An unprecedented event took place recently at Ukarumpa that focused on the use of Scripture resources in the local languages of Papua New Guinea.
70 national-level leaders from 14 denominations and 20 parachurch organizations met for three days of discussions on the importance of Scripture - especially the use of vernacular scriptures in ministry. God blessed the gathering with unity and encouragement. One participant remarked, "You are in God's timing to be a catalyst for a great move of God."



Not much to update folks on these days.
Work is going along as normal. Kendal is busy doing her teaching/organizing job as well as volunteering in women's ministries.

Valentine's weekend we had a decent dinner and enjoyed the company of friends.

Things are somewhat busy for us, and there isn't a whole lot that comes to mind to blog about when we're that busy.

We are still preparing for furlough.
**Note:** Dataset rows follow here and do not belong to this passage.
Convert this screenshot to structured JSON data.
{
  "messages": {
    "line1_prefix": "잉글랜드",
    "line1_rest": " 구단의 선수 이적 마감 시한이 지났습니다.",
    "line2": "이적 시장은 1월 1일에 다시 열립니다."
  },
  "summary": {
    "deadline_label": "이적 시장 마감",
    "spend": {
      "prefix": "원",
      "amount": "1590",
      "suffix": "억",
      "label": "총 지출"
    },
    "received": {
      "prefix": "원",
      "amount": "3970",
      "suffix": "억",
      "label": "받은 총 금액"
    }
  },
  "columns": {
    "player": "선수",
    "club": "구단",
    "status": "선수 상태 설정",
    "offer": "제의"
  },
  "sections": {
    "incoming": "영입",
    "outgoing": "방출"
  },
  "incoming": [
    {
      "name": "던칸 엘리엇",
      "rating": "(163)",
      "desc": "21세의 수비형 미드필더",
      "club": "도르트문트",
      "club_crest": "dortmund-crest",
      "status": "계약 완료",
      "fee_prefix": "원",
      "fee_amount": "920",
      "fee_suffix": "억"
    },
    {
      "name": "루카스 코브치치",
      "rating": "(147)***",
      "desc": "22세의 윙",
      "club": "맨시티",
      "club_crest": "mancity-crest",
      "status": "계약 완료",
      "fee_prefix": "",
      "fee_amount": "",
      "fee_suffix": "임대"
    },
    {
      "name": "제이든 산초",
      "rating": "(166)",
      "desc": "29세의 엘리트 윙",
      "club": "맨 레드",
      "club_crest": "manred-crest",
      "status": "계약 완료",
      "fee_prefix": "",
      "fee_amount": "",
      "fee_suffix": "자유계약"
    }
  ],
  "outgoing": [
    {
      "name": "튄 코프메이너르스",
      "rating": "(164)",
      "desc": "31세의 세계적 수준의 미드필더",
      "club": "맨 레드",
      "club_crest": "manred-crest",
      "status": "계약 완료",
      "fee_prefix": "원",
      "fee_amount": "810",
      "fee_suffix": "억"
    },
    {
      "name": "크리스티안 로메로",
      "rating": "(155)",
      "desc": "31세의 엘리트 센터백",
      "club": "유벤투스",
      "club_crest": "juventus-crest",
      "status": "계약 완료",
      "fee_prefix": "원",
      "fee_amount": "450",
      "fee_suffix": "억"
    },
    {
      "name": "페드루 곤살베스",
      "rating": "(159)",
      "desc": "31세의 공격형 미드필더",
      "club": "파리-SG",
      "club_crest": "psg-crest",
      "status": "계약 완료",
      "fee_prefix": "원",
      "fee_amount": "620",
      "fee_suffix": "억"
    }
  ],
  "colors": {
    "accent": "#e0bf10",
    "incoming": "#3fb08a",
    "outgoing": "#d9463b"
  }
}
We still need a vehicle and if you would like us to come speak to groups we would appreciate knowing that as well.

The last few weeks have been a little stressful with all the things going on around us and with us, but we remain in prayer to God and ask Him for strength and encouragement.

Kendal's grandmother is doing better.


Constructing 14

Feb 2, 2010 is our 14th Wedding Anniversary.

Each year I try to do two things:
-have a part of the gift I made myself
-integrate the 'material' for that year.

14 is Ivory.

To make a long story short, my wife really enjoys these PNG stamp maps. So I attempted to make one, only to find out how entirely difficult it is to get classic stamps here. SO, I had a friend who made these, and I purchased one.

Then I went about including the hand-made portion and the Ivory.

Step 1:
-buy a pig's tooth necklace at Market OR get someone else to do it for you since Market starts at 6am.

Step 2:
-remove the necklace portion

Step 3:
-sneakily obtain a PNG stamp map from a friend who accidentally emails your wife about it and let's the cat out of the bag weeks early.

Step 4:
-pencil in your desired message
-carve the tooth carefully with a dremel tool unless you're experienced with bone carving or scrimshaw. I investigated these techniques and realized I would be unable to master even the easiest of carvings, so I went with the dremel.

Step 5:
-split open an ink pen of color choice (black)
-take a toothpick (or carved stick)
-fill in the lettering with the ink
-wipe excess away with a rag soaked in Methylated Spirits

Step 6:
-allow time to dry
-affix pigs tooth to frame
-mount in house on anniversary
-wait to see how long it takes your wife to notice.
(to her credit, she noticed in moments, although from a distance she thought the inked carving was 'sharpie'. It causes one to wonder if using permanent pen might not have been more attractive AND easier to do.)

And that's the 14th wedding anniversary gift.
For mine, Kendal made chocolate eclairs! Very yummy. Her first time trying them, and she did a GREAT job.